Available records -
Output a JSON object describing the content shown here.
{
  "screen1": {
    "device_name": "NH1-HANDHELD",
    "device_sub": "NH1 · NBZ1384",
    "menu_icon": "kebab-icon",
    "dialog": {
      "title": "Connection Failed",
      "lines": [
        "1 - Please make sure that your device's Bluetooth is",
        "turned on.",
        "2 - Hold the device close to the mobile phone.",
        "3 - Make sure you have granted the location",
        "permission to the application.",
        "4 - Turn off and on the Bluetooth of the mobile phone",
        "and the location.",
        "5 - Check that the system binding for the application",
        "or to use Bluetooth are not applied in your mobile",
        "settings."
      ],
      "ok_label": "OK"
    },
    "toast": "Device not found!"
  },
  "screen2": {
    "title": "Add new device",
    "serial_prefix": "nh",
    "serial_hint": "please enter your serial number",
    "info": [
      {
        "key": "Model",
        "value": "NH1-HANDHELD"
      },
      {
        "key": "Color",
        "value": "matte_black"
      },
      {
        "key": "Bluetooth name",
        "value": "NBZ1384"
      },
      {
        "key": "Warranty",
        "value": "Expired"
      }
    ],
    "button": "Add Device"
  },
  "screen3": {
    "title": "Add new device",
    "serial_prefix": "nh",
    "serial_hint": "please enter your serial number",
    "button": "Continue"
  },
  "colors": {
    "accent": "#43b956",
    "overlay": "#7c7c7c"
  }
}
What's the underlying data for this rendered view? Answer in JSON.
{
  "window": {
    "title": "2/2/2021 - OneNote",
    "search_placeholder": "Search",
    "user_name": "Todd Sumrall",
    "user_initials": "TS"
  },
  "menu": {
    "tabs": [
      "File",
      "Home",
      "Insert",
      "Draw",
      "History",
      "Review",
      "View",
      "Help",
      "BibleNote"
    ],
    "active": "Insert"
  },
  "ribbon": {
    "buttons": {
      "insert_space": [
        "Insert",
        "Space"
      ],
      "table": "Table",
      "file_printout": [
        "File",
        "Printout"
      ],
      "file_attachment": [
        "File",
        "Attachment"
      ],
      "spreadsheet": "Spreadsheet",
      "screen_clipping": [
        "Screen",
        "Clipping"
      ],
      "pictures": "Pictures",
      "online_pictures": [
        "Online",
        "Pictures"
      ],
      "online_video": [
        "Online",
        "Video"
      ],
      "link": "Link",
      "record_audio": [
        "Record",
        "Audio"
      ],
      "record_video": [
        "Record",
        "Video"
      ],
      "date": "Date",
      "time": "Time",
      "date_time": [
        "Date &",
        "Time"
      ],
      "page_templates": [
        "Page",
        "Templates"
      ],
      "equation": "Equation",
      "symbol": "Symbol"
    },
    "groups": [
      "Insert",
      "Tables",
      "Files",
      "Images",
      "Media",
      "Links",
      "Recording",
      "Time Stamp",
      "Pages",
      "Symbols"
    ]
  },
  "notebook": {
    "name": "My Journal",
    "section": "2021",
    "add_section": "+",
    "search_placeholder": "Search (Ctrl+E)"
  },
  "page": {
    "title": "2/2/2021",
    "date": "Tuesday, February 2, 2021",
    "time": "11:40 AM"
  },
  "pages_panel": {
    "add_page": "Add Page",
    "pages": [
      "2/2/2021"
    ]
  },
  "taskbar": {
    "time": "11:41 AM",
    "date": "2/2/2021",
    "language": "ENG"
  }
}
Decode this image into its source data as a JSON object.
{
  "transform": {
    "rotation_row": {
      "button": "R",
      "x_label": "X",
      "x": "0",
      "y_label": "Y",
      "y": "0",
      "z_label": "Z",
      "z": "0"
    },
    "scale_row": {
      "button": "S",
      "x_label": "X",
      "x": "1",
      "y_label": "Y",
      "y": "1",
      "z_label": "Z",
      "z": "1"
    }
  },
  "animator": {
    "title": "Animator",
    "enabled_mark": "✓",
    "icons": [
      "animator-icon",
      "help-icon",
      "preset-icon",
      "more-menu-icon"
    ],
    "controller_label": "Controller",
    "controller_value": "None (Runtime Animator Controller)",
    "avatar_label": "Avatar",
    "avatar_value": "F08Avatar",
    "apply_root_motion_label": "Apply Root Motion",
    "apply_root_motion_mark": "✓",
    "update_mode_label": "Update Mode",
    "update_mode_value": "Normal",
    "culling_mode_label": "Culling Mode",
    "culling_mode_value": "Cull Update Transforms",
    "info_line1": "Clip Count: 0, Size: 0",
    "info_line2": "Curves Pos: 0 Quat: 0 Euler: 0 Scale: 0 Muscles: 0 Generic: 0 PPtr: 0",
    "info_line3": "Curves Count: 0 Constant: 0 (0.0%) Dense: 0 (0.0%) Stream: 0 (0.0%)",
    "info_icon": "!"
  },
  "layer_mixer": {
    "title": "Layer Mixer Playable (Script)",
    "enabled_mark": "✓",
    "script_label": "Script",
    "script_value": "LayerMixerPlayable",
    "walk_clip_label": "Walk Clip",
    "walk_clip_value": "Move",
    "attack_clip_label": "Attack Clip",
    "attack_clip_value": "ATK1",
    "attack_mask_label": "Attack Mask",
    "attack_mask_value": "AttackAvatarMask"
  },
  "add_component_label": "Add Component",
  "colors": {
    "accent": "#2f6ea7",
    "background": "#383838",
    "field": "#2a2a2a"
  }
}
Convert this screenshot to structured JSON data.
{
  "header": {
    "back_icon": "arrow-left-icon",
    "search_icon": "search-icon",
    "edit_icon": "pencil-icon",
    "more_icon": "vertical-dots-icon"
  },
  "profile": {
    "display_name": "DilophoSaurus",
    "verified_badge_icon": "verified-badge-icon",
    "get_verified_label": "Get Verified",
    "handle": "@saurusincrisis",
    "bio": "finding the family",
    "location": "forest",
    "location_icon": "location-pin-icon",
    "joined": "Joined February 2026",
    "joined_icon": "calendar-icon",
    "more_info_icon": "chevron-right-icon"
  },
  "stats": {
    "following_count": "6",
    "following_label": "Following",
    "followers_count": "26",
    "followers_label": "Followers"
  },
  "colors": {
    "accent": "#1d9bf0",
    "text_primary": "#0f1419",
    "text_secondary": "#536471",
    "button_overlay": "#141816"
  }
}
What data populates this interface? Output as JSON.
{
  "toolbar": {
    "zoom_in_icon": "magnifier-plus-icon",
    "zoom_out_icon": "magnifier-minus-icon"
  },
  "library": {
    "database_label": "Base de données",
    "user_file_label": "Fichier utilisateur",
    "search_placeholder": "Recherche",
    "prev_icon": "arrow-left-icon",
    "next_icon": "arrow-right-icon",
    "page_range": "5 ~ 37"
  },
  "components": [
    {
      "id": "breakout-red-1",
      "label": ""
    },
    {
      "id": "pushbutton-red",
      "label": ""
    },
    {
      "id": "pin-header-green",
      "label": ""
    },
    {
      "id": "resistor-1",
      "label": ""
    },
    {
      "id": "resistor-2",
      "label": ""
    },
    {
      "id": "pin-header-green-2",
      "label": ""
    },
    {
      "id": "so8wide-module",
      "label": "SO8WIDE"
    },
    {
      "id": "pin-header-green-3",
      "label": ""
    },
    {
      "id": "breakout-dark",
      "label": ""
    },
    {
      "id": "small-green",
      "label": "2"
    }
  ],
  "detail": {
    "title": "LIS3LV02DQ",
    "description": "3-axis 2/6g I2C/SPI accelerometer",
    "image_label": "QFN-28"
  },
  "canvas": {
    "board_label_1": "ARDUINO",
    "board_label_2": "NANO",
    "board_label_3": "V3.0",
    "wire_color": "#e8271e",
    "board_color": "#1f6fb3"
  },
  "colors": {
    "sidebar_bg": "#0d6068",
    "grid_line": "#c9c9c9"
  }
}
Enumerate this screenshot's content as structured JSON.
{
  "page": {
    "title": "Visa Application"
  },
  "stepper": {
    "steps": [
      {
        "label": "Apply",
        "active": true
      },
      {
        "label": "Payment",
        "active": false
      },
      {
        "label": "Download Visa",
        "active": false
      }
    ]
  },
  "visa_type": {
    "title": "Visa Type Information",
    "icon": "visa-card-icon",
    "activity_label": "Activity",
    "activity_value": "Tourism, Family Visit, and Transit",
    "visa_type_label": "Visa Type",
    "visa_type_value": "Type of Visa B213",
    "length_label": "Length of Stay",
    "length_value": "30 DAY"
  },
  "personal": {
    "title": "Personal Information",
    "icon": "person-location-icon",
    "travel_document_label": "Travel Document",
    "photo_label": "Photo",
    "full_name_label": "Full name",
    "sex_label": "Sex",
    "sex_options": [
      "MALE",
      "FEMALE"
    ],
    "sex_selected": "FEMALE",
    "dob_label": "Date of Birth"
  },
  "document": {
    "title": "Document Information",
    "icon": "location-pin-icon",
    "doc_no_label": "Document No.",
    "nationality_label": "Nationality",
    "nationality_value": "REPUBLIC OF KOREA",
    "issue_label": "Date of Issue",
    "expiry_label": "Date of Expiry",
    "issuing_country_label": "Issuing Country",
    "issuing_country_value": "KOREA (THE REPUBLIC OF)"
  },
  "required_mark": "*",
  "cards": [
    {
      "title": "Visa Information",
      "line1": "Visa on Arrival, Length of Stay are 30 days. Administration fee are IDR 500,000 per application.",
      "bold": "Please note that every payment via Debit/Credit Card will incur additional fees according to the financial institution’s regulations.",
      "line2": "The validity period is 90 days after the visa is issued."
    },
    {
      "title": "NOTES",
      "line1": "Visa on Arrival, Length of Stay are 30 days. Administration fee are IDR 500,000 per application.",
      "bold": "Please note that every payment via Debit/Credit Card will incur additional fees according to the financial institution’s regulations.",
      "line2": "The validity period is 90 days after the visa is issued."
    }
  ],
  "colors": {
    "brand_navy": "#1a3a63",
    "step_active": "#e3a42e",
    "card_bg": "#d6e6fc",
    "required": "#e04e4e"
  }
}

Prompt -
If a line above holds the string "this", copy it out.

Task result -
What's the underlying data for this rendered view? Answer in JSON.
Decode this image into its source data as a JSON object.
Convert this screenshot to structured JSON data.
What data populates this interface? Output as JSON.
Enumerate this screenshot's content as structured JSON.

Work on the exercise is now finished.